Have you asked for help/guidance or are you feeling afraid to, because of what they might think? I'm assuming this isn't your only source of stress and I'm going to also say please try not to be over hard on yourself.

Hope this is helpful in at least a small way?


flat_ted wrote:I'm a student dietitian on my final placement and struggling mostly with linking information together to gain an overall picture-if that makes sense? I don't seem to be able to do this "higher level of thinking" and its really affecting my progress on this placement. Does any have any advice with this? I feel like I'm running in circles :-k

Re: Any nurses/nursing students on here?

Posted: Sun Oct 22, 2017 3:06 pm
by flat_ted
Thanks for your reply,

I gather all the information I need to make an assessment from several different sources. I record all of this information in dietetic notes using a set structure which I have to use i.e. Anthropometry, biochemistry, clinical, dietary, environment/energy requirements... I struggle to determine appropriate recommendations when pieces of information I would like to use are not available, for example when there is no record of what the patient has been eating, and the nursing staff are unsure and the patient is too unwell to tell me. I'm taking far too long to come up with a plan for the patient because I am incredibly indecisive, especially when there are several paths I can go down. I think the underlying problem with this is that I like things to be black or white, right or wrong, and this thinking doesn't seem compatible with what I need to be doing. I have found a flow chart very useful for determining when certain treatments are appropriate, this is the kind of thing that really complements the way I think.
If I'm giving a case study on paper, I can do it no problem.
My supervisors are aware of my issues, they're trying to support me best they can, but I think we're running low on ideas of how to move forward.
I will try as you've suggested, presenting the information to myself in a different way-hopefully this will give me some good results
Thanks for your help! :)

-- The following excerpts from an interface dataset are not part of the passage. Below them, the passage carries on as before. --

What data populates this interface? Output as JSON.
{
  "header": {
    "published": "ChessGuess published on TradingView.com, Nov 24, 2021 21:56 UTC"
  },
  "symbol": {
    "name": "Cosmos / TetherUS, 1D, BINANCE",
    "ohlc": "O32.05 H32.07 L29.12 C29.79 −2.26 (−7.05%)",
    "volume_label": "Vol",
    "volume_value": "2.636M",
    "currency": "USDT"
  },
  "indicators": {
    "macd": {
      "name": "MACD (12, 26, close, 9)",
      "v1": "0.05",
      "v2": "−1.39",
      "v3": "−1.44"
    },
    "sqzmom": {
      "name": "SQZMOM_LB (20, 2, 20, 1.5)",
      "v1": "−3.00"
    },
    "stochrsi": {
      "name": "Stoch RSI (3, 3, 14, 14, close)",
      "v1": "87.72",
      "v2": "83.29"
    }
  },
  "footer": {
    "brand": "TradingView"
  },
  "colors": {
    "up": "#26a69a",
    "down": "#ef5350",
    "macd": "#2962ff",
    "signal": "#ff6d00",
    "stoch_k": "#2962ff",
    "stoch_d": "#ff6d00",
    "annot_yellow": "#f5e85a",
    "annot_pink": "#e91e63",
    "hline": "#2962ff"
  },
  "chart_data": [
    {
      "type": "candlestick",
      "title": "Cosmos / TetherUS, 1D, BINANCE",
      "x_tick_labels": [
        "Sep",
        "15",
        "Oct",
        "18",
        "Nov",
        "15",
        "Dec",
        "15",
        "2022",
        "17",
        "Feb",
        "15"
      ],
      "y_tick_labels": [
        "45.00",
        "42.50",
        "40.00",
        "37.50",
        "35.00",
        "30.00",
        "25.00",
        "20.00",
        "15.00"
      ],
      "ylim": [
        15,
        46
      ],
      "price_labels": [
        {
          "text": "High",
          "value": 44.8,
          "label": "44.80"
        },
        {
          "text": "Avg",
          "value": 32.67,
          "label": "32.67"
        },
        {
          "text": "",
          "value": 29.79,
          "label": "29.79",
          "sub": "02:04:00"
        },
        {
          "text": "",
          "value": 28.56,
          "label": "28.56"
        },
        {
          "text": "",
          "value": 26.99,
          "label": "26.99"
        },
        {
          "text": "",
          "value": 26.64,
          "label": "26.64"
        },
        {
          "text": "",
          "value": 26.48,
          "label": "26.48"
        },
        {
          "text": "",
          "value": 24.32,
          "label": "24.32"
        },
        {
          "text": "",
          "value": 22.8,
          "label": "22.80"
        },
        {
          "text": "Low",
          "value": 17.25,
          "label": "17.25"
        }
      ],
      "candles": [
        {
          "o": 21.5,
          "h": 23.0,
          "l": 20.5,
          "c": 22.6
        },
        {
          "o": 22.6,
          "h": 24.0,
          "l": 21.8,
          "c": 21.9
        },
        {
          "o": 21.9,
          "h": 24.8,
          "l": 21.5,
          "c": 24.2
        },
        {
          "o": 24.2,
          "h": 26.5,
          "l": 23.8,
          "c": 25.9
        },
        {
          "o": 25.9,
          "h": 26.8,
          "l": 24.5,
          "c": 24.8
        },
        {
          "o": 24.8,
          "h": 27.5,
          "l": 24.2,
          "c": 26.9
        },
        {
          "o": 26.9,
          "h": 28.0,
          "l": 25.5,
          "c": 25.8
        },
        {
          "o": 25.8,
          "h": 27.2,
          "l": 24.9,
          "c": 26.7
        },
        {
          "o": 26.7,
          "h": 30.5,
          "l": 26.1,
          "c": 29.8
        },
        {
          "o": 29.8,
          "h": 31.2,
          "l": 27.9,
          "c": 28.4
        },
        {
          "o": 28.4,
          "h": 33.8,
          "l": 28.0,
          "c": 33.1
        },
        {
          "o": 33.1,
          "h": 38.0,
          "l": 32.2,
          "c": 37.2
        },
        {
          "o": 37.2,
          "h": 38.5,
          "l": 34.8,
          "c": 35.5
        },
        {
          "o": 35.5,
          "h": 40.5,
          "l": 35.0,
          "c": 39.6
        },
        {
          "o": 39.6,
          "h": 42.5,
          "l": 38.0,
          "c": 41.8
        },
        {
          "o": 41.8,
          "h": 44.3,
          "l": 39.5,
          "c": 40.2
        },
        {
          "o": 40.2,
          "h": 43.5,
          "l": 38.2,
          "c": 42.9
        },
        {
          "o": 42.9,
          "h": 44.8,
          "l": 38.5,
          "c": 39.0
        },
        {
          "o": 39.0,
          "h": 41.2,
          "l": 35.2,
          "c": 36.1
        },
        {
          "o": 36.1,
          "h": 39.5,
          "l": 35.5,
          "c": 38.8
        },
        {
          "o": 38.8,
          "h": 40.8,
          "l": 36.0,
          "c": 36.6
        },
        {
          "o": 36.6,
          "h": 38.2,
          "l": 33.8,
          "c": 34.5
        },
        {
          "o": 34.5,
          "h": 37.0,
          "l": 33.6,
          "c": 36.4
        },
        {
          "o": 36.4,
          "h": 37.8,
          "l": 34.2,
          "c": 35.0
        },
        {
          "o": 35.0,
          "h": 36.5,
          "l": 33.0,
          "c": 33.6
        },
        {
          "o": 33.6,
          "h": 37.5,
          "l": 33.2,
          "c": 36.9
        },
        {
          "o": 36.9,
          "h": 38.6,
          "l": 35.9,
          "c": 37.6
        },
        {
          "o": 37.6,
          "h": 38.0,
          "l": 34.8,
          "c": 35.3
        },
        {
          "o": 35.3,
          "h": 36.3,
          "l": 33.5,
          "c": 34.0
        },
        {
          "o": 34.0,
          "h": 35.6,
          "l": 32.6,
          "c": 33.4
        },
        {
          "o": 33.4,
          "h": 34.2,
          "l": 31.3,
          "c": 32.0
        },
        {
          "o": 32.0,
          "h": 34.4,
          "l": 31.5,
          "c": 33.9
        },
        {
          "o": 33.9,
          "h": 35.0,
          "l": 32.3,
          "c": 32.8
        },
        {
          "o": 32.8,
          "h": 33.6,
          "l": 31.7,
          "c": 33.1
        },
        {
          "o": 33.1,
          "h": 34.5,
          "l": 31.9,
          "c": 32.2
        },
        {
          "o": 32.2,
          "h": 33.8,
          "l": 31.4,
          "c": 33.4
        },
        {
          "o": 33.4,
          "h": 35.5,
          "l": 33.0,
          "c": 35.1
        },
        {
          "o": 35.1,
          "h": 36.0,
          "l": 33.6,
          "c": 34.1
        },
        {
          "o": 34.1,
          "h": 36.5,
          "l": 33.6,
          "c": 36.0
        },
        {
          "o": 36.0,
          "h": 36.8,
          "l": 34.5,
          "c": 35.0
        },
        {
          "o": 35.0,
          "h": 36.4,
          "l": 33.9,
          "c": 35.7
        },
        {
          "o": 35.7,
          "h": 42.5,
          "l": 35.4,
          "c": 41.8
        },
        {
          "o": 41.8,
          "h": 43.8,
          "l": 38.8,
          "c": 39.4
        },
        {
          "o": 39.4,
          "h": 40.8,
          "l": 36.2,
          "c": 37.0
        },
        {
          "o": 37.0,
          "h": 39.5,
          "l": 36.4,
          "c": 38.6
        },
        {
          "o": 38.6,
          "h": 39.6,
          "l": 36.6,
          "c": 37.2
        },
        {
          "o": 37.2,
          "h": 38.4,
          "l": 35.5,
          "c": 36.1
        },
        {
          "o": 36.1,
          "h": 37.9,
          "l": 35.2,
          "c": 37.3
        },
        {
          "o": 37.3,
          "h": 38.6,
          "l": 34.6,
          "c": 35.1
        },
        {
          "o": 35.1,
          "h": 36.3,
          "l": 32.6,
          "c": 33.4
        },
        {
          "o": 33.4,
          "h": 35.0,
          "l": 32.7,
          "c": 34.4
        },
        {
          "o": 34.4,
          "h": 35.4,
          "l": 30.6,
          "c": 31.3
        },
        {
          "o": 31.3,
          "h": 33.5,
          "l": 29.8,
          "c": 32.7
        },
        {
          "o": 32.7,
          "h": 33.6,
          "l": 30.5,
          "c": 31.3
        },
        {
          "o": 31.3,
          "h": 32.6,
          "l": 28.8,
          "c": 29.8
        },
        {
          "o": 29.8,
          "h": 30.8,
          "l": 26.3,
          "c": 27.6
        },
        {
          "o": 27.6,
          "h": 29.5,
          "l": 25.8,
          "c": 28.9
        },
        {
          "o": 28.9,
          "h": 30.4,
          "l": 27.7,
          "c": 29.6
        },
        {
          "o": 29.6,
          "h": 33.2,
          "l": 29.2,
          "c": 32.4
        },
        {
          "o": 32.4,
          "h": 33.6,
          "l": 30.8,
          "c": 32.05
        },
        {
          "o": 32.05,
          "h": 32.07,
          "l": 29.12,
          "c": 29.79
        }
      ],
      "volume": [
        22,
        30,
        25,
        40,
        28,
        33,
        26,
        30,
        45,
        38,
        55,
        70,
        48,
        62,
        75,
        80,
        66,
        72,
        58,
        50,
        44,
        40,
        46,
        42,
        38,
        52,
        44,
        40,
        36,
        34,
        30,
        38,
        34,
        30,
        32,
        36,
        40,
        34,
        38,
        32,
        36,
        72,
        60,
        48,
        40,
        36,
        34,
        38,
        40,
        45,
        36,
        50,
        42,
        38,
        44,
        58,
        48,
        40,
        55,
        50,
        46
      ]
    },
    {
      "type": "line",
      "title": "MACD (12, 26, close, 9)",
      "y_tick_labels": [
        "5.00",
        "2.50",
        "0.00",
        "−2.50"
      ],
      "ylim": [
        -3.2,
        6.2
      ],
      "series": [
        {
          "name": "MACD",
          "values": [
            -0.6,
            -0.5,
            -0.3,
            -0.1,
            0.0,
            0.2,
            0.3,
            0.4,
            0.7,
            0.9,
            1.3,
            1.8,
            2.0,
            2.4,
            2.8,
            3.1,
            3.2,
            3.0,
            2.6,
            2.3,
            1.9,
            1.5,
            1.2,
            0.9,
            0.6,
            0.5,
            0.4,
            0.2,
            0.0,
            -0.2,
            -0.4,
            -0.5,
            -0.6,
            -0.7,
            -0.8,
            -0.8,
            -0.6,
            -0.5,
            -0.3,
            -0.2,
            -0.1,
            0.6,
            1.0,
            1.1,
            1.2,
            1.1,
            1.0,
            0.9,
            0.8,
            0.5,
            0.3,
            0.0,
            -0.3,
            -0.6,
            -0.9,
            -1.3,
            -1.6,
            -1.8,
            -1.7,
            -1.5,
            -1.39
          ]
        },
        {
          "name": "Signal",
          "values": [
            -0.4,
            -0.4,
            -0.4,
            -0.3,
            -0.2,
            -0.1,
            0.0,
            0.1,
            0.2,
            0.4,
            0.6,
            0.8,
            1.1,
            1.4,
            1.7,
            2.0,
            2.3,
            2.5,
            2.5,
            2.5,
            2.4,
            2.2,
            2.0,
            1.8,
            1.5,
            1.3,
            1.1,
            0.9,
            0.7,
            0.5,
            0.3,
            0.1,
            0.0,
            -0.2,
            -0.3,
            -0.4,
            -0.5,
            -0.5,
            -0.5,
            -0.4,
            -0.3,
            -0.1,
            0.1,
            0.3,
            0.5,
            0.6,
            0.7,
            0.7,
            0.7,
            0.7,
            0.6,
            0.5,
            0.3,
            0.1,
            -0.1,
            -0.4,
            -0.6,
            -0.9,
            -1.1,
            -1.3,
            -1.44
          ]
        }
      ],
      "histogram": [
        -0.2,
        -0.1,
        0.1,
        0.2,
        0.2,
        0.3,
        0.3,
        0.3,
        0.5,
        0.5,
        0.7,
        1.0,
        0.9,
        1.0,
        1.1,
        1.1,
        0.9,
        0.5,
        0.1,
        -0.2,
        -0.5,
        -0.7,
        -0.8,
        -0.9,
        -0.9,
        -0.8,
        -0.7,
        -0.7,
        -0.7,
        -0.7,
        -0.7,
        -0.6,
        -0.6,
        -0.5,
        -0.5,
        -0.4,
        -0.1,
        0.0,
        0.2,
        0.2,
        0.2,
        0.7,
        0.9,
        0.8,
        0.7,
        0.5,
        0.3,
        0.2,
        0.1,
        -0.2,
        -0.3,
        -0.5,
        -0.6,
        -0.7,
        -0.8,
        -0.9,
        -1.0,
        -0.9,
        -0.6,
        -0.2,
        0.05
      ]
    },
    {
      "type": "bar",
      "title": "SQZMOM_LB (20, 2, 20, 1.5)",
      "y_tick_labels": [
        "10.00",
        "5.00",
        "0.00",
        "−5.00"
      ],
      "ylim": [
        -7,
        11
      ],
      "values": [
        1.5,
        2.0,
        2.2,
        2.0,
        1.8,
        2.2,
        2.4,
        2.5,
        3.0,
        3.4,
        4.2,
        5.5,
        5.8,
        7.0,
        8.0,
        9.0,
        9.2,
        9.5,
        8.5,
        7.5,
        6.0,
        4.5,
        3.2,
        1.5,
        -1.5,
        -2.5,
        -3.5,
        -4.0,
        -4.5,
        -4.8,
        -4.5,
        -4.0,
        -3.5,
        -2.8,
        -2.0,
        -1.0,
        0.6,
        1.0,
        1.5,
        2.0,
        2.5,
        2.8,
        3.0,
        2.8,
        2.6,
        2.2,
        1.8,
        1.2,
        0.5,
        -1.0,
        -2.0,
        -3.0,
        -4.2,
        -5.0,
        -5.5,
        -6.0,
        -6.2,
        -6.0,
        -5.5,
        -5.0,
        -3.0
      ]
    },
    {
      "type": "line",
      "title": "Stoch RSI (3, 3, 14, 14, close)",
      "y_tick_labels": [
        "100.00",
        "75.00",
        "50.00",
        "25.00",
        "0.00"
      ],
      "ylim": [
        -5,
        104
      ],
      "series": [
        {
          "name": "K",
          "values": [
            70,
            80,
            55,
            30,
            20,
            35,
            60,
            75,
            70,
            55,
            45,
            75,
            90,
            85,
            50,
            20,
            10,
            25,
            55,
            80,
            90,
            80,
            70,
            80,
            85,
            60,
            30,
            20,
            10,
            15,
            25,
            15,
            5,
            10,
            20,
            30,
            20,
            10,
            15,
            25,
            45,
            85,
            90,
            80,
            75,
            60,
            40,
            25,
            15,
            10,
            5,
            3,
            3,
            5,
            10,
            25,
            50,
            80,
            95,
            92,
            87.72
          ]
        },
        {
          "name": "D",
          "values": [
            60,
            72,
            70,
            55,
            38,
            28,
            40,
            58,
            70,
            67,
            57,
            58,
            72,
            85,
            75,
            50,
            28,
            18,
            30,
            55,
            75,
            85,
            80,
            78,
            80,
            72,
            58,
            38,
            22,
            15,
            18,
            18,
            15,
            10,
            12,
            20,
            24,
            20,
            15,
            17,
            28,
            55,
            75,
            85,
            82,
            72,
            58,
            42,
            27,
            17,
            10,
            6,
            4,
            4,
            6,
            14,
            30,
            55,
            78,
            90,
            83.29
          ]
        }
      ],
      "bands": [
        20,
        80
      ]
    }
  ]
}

Re: Any nurses/nursing students on here?

Posted: Sun Oct 22, 2017 4:04 pm
by Tom fod
I think a lot of us want to at least try to be precise but life, other people and being dyspraxic are not always so logical. I find I have days where uncertainty really gets to me and everything seems to be shades of grey rather than black/white.

Hopefully the process will become easier as you gain in experience of employing it. To what extent am I correct in assuming that there is likely some degree of trial and error? Please don't forget to be patient with yourself. Do your more experienced colleagues get it perfectly right first time every time?

All the best

Re: Any nurses/nursing students on here?

Posted: Sun Oct 22, 2017 4:52 pm
by flat_ted
Yes, there's lots of trial and error with this role, and two dietitians assessing the same patient may well come up with two very different plans, but both would be right, so long as they justified their plans. I need to get my head around this way of thinking, I guess confidence has a lot to do with it too